* [Exercise]:
This exercise needs all of the entries set down again, exactly as they read.

App and web page records:

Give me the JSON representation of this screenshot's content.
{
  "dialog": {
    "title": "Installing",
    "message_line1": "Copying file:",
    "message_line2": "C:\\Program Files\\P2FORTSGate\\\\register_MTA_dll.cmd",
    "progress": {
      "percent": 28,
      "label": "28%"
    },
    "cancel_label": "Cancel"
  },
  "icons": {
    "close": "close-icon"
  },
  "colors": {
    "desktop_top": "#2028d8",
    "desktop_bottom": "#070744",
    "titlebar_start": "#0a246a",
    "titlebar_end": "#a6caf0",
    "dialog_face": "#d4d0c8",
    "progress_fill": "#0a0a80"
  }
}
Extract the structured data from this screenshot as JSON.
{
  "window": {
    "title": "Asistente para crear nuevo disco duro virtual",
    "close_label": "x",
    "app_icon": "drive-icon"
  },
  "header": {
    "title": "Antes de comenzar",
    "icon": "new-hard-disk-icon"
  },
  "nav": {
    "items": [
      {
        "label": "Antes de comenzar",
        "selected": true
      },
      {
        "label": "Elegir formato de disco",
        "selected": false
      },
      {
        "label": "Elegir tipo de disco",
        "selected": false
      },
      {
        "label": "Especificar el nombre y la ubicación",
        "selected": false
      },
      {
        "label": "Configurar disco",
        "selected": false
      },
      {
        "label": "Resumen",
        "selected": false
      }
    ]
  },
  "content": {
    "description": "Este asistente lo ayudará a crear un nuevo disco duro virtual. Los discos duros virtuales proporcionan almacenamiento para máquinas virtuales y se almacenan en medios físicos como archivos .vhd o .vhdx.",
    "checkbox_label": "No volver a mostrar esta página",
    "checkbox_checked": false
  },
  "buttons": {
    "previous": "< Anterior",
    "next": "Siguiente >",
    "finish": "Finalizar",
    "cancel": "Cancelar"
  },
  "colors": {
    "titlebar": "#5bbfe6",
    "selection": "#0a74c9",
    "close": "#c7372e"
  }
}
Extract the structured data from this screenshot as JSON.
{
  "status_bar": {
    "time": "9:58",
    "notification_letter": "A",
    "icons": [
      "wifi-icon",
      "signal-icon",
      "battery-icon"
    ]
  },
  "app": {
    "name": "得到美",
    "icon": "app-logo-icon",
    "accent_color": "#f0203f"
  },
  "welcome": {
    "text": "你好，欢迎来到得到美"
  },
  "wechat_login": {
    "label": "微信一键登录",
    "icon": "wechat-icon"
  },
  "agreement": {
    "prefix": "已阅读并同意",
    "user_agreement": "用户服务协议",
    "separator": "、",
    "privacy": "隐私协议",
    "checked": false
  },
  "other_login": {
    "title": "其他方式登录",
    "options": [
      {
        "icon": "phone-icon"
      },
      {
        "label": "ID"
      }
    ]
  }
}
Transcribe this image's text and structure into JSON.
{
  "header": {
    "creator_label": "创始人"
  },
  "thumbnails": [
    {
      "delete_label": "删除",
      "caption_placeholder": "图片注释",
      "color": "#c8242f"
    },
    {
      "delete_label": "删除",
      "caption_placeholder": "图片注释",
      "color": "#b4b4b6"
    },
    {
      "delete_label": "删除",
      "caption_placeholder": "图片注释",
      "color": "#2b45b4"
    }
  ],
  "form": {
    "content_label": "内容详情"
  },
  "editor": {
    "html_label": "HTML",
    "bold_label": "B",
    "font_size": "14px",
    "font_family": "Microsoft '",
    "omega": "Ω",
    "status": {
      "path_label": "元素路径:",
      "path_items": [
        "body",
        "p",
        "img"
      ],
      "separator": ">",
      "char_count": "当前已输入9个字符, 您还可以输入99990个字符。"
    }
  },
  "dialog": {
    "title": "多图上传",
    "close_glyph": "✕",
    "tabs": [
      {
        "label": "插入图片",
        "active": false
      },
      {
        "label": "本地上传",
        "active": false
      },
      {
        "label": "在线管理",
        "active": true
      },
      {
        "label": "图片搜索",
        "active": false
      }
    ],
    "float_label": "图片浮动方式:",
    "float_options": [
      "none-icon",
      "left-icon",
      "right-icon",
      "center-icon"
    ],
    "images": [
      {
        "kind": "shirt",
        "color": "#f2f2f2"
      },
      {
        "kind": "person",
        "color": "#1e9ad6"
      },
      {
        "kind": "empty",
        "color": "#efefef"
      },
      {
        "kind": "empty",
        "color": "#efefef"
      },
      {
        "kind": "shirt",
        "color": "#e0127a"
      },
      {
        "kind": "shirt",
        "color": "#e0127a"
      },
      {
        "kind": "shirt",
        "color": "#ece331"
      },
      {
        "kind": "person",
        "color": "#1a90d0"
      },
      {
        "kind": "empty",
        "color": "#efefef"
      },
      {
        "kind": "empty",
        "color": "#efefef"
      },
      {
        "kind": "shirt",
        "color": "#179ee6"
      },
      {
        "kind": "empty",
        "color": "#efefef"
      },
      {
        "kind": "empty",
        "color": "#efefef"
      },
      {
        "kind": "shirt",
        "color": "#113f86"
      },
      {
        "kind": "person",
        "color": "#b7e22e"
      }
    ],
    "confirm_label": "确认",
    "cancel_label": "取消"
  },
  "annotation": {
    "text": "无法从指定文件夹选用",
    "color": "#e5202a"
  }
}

* [Problem solution]:
Give me the JSON representation of this screenshot's content.
{
  "dialog": {
    "title": "Installing",
    "message_line1": "Copying file:",
    "message_line2": "C:\\Program Files\\P2FORTSGate\\\\register_MTA_dll.cmd",
    "progress": {
      "percent": 28,
      "label": "28%"
    },
    "cancel_label": "Cancel"
  },
  "icons": {
    "close": "close-icon"
  },
  "colors": {
    "desktop_top": "#2028d8",
    "desktop_bottom": "#070744",
    "titlebar_start": "#0a246a",
    "titlebar_end": "#a6caf0",
    "dialog_face": "#d4d0c8",
    "progress_fill": "#0a0a80"
  }
}
Extract the structured data from this screenshot as JSON.
{
  "window": {
    "title": "Asistente para crear nuevo disco duro virtual",
    "close_label": "x",
    "app_icon": "drive-icon"
  },
  "header": {
    "title": "Antes de comenzar",
    "icon": "new-hard-disk-icon"
  },
  "nav": {
    "items": [
      {
        "label": "Antes de comenzar",
        "selected": true
      },
      {
        "label": "Elegir formato de disco",
        "selected": false
      },
      {
        "label": "Elegir tipo de disco",
        "selected": false
      },
      {
        "label": "Especificar el nombre y la ubicación",
        "selected": false
      },
      {
        "label": "Configurar disco",
        "selected": false
      },
      {
        "label": "Resumen",
        "selected": false
      }
    ]
  },
  "content": {
    "description": "Este asistente lo ayudará a crear un nuevo disco duro virtual. Los discos duros virtuales proporcionan almacenamiento para máquinas virtuales y se almacenan en medios físicos como archivos .vhd o .vhdx.",
    "checkbox_label": "No volver a mostrar esta página",
    "checkbox_checked": false
  },
  "buttons": {
    "previous": "< Anterior",
    "next": "Siguiente >",
    "finish": "Finalizar",
    "cancel": "Cancelar"
  },
  "colors": {
    "titlebar": "#5bbfe6",
    "selection": "#0a74c9",
    "close": "#c7372e"
  }
}
Extract the structured data from this screenshot as JSON.
{
  "status_bar": {
    "time": "9:58",
    "notification_letter": "A",
    "icons": [
      "wifi-icon",
      "signal-icon",
      "battery-icon"
    ]
  },
  "app": {
    "name": "得到美",
    "icon": "app-logo-icon",
    "accent_color": "#f0203f"
  },
  "welcome": {
    "text": "你好，欢迎来到得到美"
  },
  "wechat_login": {
    "label": "微信一键登录",
    "icon": "wechat-icon"
  },
  "agreement": {
    "prefix": "已阅读并同意",
    "user_agreement": "用户服务协议",
    "separator": "、",
    "privacy": "隐私协议",
    "checked": false
  },
  "other_login": {
    "title": "其他方式登录",
    "options": [
      {
        "icon": "phone-icon"
      },
      {
        "label": "ID"
      }
    ]
  }
}
Transcribe this image's text and structure into JSON.
{
  "header": {
    "creator_label": "创始人"
  },
  "thumbnails": [
    {
      "delete_label": "删除",
      "caption_placeholder": "图片注释",
      "color": "#c8242f"
    },
    {
      "delete_label": "删除",
      "caption_placeholder": "图片注释",
      "color": "#b4b4b6"
    },
    {
      "delete_label": "删除",
      "caption_placeholder": "图片注释",
      "color": "#2b45b4"
    }
  ],
  "form": {
    "content_label": "内容详情"
  },
  "editor": {
    "html_label": "HTML",
    "bold_label": "B",
    "font_size": "14px",
    "font_family": "Microsoft '",
    "omega": "Ω",
    "status": {
      "path_label": "元素路径:",
      "path_items": [
        "body",
        "p",
        "img"
      ],
      "separator": ">",
      "char_count": "当前已输入9个字符, 您还可以输入99990个字符。"
    }
  },
  "dialog": {
    "title": "多图上传",
    "close_glyph": "✕",
    "tabs": [
      {
        "label": "插入图片",
        "active": false
      },
      {
        "label": "本地上传",
        "active": false
      },
      {
        "label": "在线管理",
        "active": true
      },
      {
        "label": "图片搜索",
        "active": false
      }
    ],
    "float_label": "图片浮动方式:",
    "float_options": [
      "none-icon",
      "left-icon",
      "right-icon",
      "center-icon"
    ],
    "images": [
      {
        "kind": "shirt",
        "color": "#f2f2f2"
      },
      {
        "kind": "person",
        "color": "#1e9ad6"
      },
      {
        "kind": "empty",
        "color": "#efefef"
      },
      {
        "kind": "empty",
        "color": "#efefef"
      },
      {
        "kind": "shirt",
        "color": "#e0127a"
      },
      {
        "kind": "shirt",
        "color": "#e0127a"
      },
      {
        "kind": "shirt",
        "color": "#ece331"
      },
      {
        "kind": "person",
        "color": "#1a90d0"
      },
      {
        "kind": "empty",
        "color": "#efefef"
      },
      {
        "kind": "empty",
        "color": "#efefef"
      },
      {
        "kind": "shirt",
        "color": "#179ee6"
      },
      {
        "kind": "empty",
        "color": "#efefef"
      },
      {
        "kind": "empty",
        "color": "#efefef"
      },
      {
        "kind": "shirt",
        "color": "#113f86"
      },
      {
        "kind": "person",
        "color": "#b7e22e"
      }
    ],
    "confirm_label": "确认",
    "cancel_label": "取消"
  },
  "annotation": {
    "text": "无法从指定文件夹选用",
    "color": "#e5202a"
  }
}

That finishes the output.